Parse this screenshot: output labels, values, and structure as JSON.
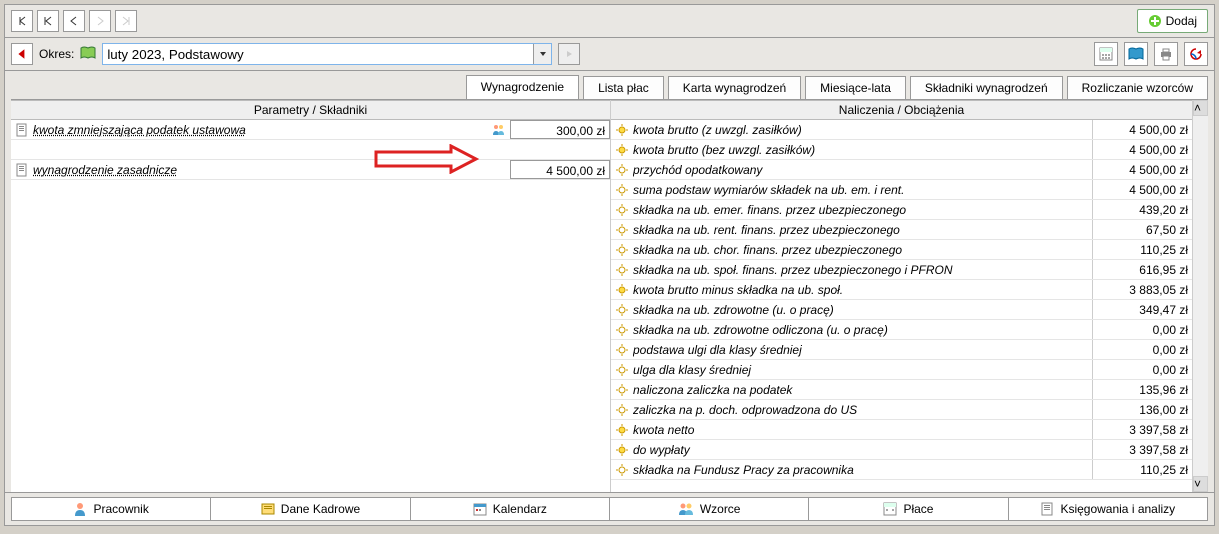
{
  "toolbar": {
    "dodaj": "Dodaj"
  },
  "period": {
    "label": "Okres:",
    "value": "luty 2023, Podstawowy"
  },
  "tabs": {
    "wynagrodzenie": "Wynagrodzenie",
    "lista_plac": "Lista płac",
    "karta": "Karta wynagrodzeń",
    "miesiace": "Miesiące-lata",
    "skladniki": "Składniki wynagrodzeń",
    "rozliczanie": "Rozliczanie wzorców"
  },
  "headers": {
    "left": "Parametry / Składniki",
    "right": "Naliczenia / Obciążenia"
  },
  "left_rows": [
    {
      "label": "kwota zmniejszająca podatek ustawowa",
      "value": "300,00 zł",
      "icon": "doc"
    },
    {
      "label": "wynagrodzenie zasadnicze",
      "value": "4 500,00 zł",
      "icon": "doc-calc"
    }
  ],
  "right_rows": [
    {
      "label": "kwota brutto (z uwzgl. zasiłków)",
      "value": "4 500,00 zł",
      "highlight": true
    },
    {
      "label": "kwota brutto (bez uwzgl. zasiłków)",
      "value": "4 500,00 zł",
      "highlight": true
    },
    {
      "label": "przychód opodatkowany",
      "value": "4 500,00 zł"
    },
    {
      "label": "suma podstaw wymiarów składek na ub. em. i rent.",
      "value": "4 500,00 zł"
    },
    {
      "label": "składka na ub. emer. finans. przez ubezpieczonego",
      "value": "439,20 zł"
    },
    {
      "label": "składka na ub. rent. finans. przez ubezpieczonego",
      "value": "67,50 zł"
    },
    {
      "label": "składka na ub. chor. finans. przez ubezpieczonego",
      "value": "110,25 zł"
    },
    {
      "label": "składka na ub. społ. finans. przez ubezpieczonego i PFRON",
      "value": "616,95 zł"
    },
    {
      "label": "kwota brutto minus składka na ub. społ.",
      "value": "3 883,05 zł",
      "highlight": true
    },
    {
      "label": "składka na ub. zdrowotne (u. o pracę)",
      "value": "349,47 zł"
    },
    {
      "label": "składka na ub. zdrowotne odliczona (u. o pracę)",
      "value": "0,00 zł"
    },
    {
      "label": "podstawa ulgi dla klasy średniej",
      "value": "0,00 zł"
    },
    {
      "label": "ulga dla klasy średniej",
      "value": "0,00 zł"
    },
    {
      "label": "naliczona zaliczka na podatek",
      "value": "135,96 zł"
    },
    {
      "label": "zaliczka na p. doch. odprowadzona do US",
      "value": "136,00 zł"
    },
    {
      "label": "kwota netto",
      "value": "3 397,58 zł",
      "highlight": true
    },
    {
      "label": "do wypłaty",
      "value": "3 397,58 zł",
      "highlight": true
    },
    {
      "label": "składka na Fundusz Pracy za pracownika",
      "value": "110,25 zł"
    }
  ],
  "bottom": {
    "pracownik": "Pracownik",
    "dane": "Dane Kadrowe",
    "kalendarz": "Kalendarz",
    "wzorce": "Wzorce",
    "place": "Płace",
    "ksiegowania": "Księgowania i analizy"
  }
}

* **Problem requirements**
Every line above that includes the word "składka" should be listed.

* **Expected output**
      "label": "składka na ub. emer. finans. przez ubezpieczonego",
      "label": "składka na ub. rent. finans. przez ubezpieczonego",
      "label": "składka na ub. chor. finans. przez ubezpieczonego",
      "label": "składka na ub. społ. finans. przez ubezpieczonego i PFRON",
      "label": "kwota brutto minus składka na ub. społ.",
      "label": "składka na ub. zdrowotne (u. o pracę)",
      "label": "składka na ub. zdrowotne odliczona (u. o pracę)",
      "label": "składka na Fundusz Pracy za pracownika",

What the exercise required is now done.